- **Problem details**
Pull out every line below that contains the word "zoom".

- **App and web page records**
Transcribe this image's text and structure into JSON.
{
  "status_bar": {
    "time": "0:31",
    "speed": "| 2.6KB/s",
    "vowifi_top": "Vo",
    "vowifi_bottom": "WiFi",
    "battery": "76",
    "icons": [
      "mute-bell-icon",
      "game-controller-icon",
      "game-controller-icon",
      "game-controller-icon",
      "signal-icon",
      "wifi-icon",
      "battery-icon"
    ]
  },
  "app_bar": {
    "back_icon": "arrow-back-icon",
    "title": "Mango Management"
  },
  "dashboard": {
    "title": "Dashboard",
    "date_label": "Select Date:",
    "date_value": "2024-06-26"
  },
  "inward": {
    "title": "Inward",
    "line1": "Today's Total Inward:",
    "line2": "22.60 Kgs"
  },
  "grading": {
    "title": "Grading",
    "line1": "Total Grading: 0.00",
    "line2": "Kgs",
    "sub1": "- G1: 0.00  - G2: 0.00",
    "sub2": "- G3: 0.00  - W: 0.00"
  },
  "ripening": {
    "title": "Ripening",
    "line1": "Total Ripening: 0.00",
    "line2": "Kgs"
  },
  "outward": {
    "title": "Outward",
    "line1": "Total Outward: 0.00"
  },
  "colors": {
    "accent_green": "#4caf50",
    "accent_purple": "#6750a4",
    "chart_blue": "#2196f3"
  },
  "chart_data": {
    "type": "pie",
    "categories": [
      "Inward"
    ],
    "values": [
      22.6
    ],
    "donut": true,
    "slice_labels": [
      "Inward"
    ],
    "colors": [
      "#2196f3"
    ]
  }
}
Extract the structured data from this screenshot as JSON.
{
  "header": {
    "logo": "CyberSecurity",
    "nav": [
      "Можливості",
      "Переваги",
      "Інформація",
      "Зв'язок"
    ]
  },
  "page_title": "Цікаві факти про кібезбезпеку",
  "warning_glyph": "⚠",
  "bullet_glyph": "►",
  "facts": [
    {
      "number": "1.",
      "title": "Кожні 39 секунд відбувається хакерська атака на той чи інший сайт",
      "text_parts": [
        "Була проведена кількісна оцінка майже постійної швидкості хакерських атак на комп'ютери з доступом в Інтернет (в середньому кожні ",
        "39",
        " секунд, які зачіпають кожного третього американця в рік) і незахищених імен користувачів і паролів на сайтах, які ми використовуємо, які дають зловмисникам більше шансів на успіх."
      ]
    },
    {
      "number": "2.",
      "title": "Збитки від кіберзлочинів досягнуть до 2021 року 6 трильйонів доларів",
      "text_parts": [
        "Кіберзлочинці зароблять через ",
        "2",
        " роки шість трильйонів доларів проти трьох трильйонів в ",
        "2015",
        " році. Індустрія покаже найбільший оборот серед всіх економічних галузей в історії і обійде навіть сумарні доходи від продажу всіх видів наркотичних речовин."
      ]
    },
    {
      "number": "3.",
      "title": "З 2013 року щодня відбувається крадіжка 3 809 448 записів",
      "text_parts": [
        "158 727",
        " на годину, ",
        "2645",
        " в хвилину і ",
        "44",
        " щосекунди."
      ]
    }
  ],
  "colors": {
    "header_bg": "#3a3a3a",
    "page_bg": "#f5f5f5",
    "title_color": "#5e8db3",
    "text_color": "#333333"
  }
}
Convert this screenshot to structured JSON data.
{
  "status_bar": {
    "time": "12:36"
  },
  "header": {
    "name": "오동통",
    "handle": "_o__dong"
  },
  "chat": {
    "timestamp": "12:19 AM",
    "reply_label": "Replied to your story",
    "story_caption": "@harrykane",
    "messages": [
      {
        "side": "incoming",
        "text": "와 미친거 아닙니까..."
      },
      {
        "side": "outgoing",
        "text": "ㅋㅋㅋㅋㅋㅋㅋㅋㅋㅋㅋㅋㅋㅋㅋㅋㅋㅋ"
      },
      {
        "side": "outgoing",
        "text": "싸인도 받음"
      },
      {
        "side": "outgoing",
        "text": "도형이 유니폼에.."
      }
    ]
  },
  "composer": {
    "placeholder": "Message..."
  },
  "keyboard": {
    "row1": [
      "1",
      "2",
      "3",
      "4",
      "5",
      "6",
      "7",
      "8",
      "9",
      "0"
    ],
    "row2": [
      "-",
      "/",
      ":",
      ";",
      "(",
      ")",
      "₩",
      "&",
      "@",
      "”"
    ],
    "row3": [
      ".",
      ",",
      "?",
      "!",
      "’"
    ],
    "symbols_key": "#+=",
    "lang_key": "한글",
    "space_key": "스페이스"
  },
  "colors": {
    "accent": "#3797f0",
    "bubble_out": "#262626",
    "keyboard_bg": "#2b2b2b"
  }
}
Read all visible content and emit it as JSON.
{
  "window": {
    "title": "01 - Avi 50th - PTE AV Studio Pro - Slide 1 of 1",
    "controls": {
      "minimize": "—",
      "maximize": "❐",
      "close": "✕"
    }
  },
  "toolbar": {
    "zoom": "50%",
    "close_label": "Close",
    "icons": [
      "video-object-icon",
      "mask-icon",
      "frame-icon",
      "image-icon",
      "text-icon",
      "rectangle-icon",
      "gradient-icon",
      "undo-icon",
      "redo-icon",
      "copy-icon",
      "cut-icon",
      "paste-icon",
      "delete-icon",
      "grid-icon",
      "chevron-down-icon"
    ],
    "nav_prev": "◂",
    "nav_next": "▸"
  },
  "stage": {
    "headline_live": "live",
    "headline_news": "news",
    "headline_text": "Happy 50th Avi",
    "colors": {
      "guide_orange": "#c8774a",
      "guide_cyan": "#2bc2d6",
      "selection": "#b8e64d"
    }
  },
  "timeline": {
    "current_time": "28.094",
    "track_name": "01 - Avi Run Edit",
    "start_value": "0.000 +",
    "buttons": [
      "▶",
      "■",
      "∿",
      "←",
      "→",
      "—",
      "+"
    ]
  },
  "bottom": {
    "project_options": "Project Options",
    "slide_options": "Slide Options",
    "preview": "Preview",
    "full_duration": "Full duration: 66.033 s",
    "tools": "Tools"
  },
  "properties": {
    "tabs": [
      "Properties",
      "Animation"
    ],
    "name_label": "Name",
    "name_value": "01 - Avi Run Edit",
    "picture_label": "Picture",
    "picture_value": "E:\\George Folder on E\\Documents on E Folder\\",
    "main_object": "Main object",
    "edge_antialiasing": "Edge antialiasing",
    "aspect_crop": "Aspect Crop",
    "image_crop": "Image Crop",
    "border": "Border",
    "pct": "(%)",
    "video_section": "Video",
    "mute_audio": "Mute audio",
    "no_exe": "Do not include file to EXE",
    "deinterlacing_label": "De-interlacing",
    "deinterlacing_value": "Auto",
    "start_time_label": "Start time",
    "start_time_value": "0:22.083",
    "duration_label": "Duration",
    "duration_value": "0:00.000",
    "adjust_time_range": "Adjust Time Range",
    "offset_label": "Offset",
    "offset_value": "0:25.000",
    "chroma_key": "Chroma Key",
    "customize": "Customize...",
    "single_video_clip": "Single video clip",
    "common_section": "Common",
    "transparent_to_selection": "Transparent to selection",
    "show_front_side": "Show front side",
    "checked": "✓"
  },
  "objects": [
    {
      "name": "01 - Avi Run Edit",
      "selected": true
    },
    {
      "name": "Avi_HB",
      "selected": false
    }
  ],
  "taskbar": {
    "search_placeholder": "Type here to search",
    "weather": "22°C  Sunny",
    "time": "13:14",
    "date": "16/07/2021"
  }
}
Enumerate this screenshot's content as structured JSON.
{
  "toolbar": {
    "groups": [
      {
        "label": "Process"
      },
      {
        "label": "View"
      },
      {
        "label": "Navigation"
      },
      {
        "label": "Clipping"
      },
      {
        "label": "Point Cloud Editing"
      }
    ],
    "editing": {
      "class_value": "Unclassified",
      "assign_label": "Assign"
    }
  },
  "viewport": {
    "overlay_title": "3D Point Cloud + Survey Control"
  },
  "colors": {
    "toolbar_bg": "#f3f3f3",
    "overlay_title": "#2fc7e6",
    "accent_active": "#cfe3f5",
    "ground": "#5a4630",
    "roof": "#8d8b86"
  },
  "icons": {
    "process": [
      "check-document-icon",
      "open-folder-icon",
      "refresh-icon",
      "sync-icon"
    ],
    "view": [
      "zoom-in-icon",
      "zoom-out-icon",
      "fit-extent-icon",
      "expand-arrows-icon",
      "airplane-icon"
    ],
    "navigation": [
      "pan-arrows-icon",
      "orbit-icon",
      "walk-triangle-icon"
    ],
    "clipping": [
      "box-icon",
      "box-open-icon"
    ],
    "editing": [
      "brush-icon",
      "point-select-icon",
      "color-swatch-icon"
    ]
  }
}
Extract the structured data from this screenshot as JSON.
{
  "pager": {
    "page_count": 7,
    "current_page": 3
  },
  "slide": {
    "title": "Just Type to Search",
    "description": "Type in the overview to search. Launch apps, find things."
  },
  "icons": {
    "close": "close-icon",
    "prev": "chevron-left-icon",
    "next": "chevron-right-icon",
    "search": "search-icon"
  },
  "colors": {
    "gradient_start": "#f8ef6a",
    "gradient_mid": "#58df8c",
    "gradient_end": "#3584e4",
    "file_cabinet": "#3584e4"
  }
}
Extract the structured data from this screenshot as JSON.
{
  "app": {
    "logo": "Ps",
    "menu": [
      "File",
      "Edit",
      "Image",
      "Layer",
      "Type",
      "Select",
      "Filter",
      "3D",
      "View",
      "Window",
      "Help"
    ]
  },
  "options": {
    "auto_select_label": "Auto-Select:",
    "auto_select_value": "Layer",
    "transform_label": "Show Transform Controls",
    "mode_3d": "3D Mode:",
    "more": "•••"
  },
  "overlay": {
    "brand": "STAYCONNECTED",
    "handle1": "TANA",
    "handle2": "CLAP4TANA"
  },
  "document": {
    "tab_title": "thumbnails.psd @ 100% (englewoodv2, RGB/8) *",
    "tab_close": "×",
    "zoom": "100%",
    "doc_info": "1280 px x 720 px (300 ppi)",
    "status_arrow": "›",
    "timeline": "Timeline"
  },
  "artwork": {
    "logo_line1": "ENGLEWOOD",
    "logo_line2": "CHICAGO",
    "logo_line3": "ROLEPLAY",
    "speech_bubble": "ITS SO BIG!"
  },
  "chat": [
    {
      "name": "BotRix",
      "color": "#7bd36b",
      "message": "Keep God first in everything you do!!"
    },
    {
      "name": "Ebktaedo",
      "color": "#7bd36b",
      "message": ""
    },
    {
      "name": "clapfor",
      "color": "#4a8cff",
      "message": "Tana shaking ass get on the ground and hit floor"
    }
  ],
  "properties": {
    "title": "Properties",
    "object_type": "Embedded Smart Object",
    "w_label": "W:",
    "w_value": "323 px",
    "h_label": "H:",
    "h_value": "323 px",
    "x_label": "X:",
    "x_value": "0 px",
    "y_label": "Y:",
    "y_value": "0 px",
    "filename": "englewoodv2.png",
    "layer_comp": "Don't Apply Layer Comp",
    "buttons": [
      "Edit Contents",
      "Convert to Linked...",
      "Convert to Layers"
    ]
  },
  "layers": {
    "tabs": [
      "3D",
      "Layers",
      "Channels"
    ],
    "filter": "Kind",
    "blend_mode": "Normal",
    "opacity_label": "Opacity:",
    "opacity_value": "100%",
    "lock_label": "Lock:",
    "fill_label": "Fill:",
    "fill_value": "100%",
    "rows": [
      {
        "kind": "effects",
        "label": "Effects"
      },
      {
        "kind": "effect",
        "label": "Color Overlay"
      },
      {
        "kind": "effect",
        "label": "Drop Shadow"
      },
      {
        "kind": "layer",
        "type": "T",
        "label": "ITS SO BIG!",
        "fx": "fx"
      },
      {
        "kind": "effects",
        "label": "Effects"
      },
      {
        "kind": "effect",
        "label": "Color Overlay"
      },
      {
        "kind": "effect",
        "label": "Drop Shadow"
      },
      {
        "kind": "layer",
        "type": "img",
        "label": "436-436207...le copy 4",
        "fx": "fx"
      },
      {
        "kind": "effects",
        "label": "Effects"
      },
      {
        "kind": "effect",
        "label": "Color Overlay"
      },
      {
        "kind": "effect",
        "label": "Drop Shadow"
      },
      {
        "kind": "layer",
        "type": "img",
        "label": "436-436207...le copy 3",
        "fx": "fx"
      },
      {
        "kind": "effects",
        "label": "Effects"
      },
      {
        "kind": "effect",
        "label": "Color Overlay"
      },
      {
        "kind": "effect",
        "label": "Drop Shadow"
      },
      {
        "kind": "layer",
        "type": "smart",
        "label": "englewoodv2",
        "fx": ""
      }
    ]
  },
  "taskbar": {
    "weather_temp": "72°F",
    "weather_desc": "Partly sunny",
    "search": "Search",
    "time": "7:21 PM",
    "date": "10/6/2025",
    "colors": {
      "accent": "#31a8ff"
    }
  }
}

- **Output of the task**
    "zoom": "50%",
      "zoom-in-icon",
      "zoom-out-icon",
    "zoom": "100%",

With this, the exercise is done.